Perhaps I will drop a postcard to that address to see if that hamper remains unclaimed…
I have looked forward to reading Tony Pollard’s debut historical thriller The Minutes of the Lazarus Club since I first saw it listed by those perky publishers at Penguin, for Dr Pollard is a noted archaeologist of international reputation. I was myself merely a humble “digger” but the bond between archaeologists is strong and none have ever been known to say anything unpleasant about a fellow digger’s writing. I am already prepared to say that I feel Tony’s book will be the best fiction written by an archaeologist since Sir Mortimer Wheeler, who once astutely observed: “Archaeology is not a science, it’s a vendetta”.
Lazarus Club did not disappoint. It is a rip-roaring thriller which cuts through the Victorian world of science, technology and medicine (via the odd brothel and opium den) with an impressive cast including Florence Nightingale, Charles Darwin, Joseph Bazalgette (sewers), Robert Stephenson (railways), Charles Babbage (computers) and, central to it all,
involves mutilated bodies fished out of the
Ever since the Talented Miss Highsmith introduced us to Tom Ripley, both crime writer and reader have had a moral problem when the hero of a book is also a professional criminal, or, in a more recent trend, a professional murderer.

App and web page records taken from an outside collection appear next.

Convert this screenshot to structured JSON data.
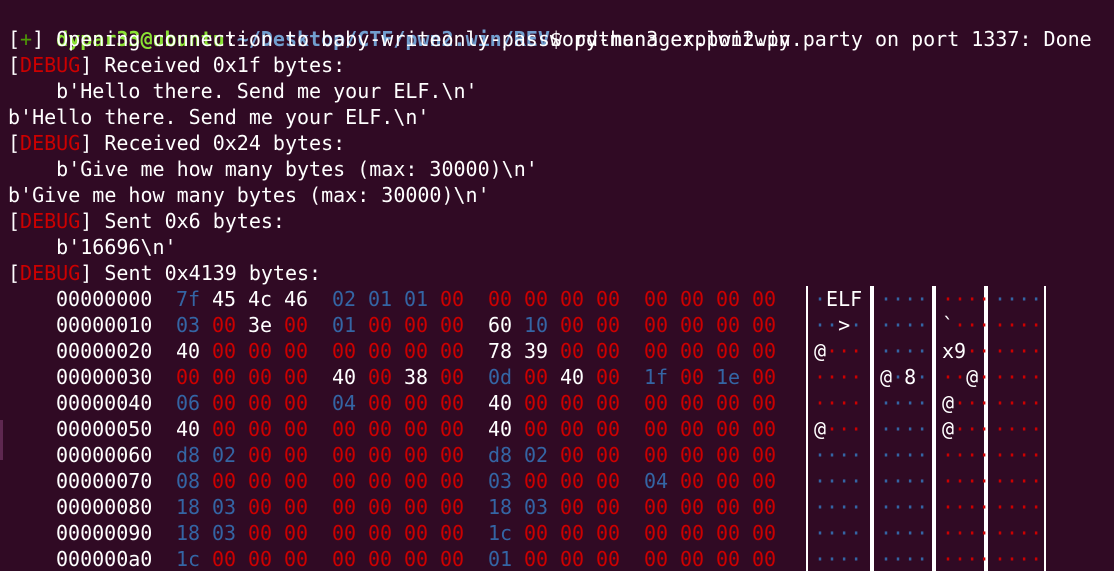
{
  "terminal": {
    "prompt_user": "dypar33@ubuntu",
    "prompt_colon": ":",
    "prompt_path": "~/Desktop/CTF/pwn2.win/REV",
    "prompt_sign": "$ ",
    "command": "python3 exploit.py",
    "lines": [
      {
        "open": "[",
        "tag": "+",
        "close": "] ",
        "text": "Opening connection to baby-writeonly-password-manager.pwn2win.party on port 1337: Done",
        "tag_kind": "plus"
      },
      {
        "open": "[",
        "tag": "DEBUG",
        "close": "] ",
        "text": "Received 0x1f bytes:",
        "tag_kind": "debug"
      },
      {
        "text": "    b'Hello there. Send me your ELF.\\n'"
      },
      {
        "text": "b'Hello there. Send me your ELF.\\n'"
      },
      {
        "open": "[",
        "tag": "DEBUG",
        "close": "] ",
        "text": "Received 0x24 bytes:",
        "tag_kind": "debug"
      },
      {
        "text": "    b'Give me how many bytes (max: 30000)\\n'"
      },
      {
        "text": "b'Give me how many bytes (max: 30000)\\n'"
      },
      {
        "open": "[",
        "tag": "DEBUG",
        "close": "] ",
        "text": "Sent 0x6 bytes:",
        "tag_kind": "debug"
      },
      {
        "text": "    b'16696\\n'"
      },
      {
        "open": "[",
        "tag": "DEBUG",
        "close": "] ",
        "text": "Sent 0x4139 bytes:",
        "tag_kind": "debug"
      }
    ],
    "hexdump": [
      {
        "offset": "00000000",
        "bytes": [
          "7f",
          "45",
          "4c",
          "46",
          "02",
          "01",
          "01",
          "00",
          "00",
          "00",
          "00",
          "00",
          "00",
          "00",
          "00",
          "00"
        ],
        "colors": [
          "b",
          "w",
          "w",
          "w",
          "b",
          "b",
          "b",
          "r",
          "r",
          "r",
          "r",
          "r",
          "r",
          "r",
          "r",
          "r"
        ]
      },
      {
        "offset": "00000010",
        "bytes": [
          "03",
          "00",
          "3e",
          "00",
          "01",
          "00",
          "00",
          "00",
          "60",
          "10",
          "00",
          "00",
          "00",
          "00",
          "00",
          "00"
        ],
        "colors": [
          "b",
          "r",
          "w",
          "r",
          "b",
          "r",
          "r",
          "r",
          "w",
          "b",
          "r",
          "r",
          "r",
          "r",
          "r",
          "r"
        ]
      },
      {
        "offset": "00000020",
        "bytes": [
          "40",
          "00",
          "00",
          "00",
          "00",
          "00",
          "00",
          "00",
          "78",
          "39",
          "00",
          "00",
          "00",
          "00",
          "00",
          "00"
        ],
        "colors": [
          "w",
          "r",
          "r",
          "r",
          "r",
          "r",
          "r",
          "r",
          "w",
          "w",
          "r",
          "r",
          "r",
          "r",
          "r",
          "r"
        ]
      },
      {
        "offset": "00000030",
        "bytes": [
          "00",
          "00",
          "00",
          "00",
          "40",
          "00",
          "38",
          "00",
          "0d",
          "00",
          "40",
          "00",
          "1f",
          "00",
          "1e",
          "00"
        ],
        "colors": [
          "r",
          "r",
          "r",
          "r",
          "w",
          "r",
          "w",
          "r",
          "b",
          "r",
          "w",
          "r",
          "b",
          "r",
          "b",
          "r"
        ]
      },
      {
        "offset": "00000040",
        "bytes": [
          "06",
          "00",
          "00",
          "00",
          "04",
          "00",
          "00",
          "00",
          "40",
          "00",
          "00",
          "00",
          "00",
          "00",
          "00",
          "00"
        ],
        "colors": [
          "b",
          "r",
          "r",
          "r",
          "b",
          "r",
          "r",
          "r",
          "w",
          "r",
          "r",
          "r",
          "r",
          "r",
          "r",
          "r"
        ]
      },
      {
        "offset": "00000050",
        "bytes": [
          "40",
          "00",
          "00",
          "00",
          "00",
          "00",
          "00",
          "00",
          "40",
          "00",
          "00",
          "00",
          "00",
          "00",
          "00",
          "00"
        ],
        "colors": [
          "w",
          "r",
          "r",
          "r",
          "r",
          "r",
          "r",
          "r",
          "w",
          "r",
          "r",
          "r",
          "r",
          "r",
          "r",
          "r"
        ]
      },
      {
        "offset": "00000060",
        "bytes": [
          "d8",
          "02",
          "00",
          "00",
          "00",
          "00",
          "00",
          "00",
          "d8",
          "02",
          "00",
          "00",
          "00",
          "00",
          "00",
          "00"
        ],
        "colors": [
          "b",
          "b",
          "r",
          "r",
          "r",
          "r",
          "r",
          "r",
          "b",
          "b",
          "r",
          "r",
          "r",
          "r",
          "r",
          "r"
        ]
      },
      {
        "offset": "00000070",
        "bytes": [
          "08",
          "00",
          "00",
          "00",
          "00",
          "00",
          "00",
          "00",
          "03",
          "00",
          "00",
          "00",
          "04",
          "00",
          "00",
          "00"
        ],
        "colors": [
          "b",
          "r",
          "r",
          "r",
          "r",
          "r",
          "r",
          "r",
          "b",
          "r",
          "r",
          "r",
          "b",
          "r",
          "r",
          "r"
        ]
      },
      {
        "offset": "00000080",
        "bytes": [
          "18",
          "03",
          "00",
          "00",
          "00",
          "00",
          "00",
          "00",
          "18",
          "03",
          "00",
          "00",
          "00",
          "00",
          "00",
          "00"
        ],
        "colors": [
          "b",
          "b",
          "r",
          "r",
          "r",
          "r",
          "r",
          "r",
          "b",
          "b",
          "r",
          "r",
          "r",
          "r",
          "r",
          "r"
        ]
      },
      {
        "offset": "00000090",
        "bytes": [
          "18",
          "03",
          "00",
          "00",
          "00",
          "00",
          "00",
          "00",
          "1c",
          "00",
          "00",
          "00",
          "00",
          "00",
          "00",
          "00"
        ],
        "colors": [
          "b",
          "b",
          "r",
          "r",
          "r",
          "r",
          "r",
          "r",
          "b",
          "r",
          "r",
          "r",
          "r",
          "r",
          "r",
          "r"
        ]
      },
      {
        "offset": "000000a0",
        "bytes": [
          "1c",
          "00",
          "00",
          "00",
          "00",
          "00",
          "00",
          "00",
          "01",
          "00",
          "00",
          "00",
          "00",
          "00",
          "00",
          "00"
        ],
        "colors": [
          "b",
          "r",
          "r",
          "r",
          "r",
          "r",
          "r",
          "r",
          "b",
          "r",
          "r",
          "r",
          "r",
          "r",
          "r",
          "r"
        ]
      }
    ],
    "ascii": [
      [
        "·ELF",
        "····",
        "····",
        "····"
      ],
      [
        "··>·",
        "····",
        "`···",
        "····"
      ],
      [
        "@···",
        "····",
        "x9··",
        "····"
      ],
      [
        "····",
        "@·8·",
        "··@·",
        "····"
      ],
      [
        "····",
        "····",
        "@···",
        "····"
      ],
      [
        "@···",
        "····",
        "@···",
        "····"
      ],
      [
        "····",
        "····",
        "····",
        "····"
      ],
      [
        "····",
        "····",
        "····",
        "····"
      ],
      [
        "····",
        "····",
        "····",
        "····"
      ],
      [
        "····",
        "····",
        "····",
        "····"
      ],
      [
        "····",
        "····",
        "····",
        "····"
      ]
    ],
    "colors": {
      "background": "#300a24",
      "user": "#8ae234",
      "path": "#729fcf",
      "debug": "#cc0000",
      "plus": "#4e9a06",
      "hex_white": "#ffffff",
      "hex_red": "#cc0000",
      "hex_blue": "#3465a4"
    }
  }
}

Richard Stark’s character Parker (a professional bank robber) is a famous example of a bad man wearing a white hat, but Stark (Donald Westlake) always manages to inject a moral authority into the stories, where conflict is usually with other bad guys (this time clearly wearing black hats) and “civilians” are placed off-limits.
Then of course, Frederick Forsyth brought us The Jackal, a professional assassin whom the reader actually starts cheering for as he doggedly attempts to complete a mission we know is going to fail.
Now comes Columbus – no. not Columbo – better known as The Silver Bear – no, not The Silver Bears, that was the title of the late Paul Erdman’s financial thriller back in 1974 – in a debut thriller from Hollywood screenwriter Derek Haas, published here ahead of schedule by those enthusiastic hotshots at Hodder.
As a character in recent thrillers, he is not alone. Tom Cain’s The Accident Man is a professional assassin (though one notably lacking the savvy and pure evil ruthlessness of The Jackal) and more recently in The Deceived, Brett Battles’ hero is a “cleaner” – someone who disposes of the bodies of murder victims (though he’s nowhere near as cool as Mr Wolf in Pulp Fiction).
For all the moral dilemmas posed by the central character, Derek Haas (who bears an uncanny resemblance to our own thrillmeister Nick Stone; or is it just me?) has produced a short, sharp, electric shock of a book.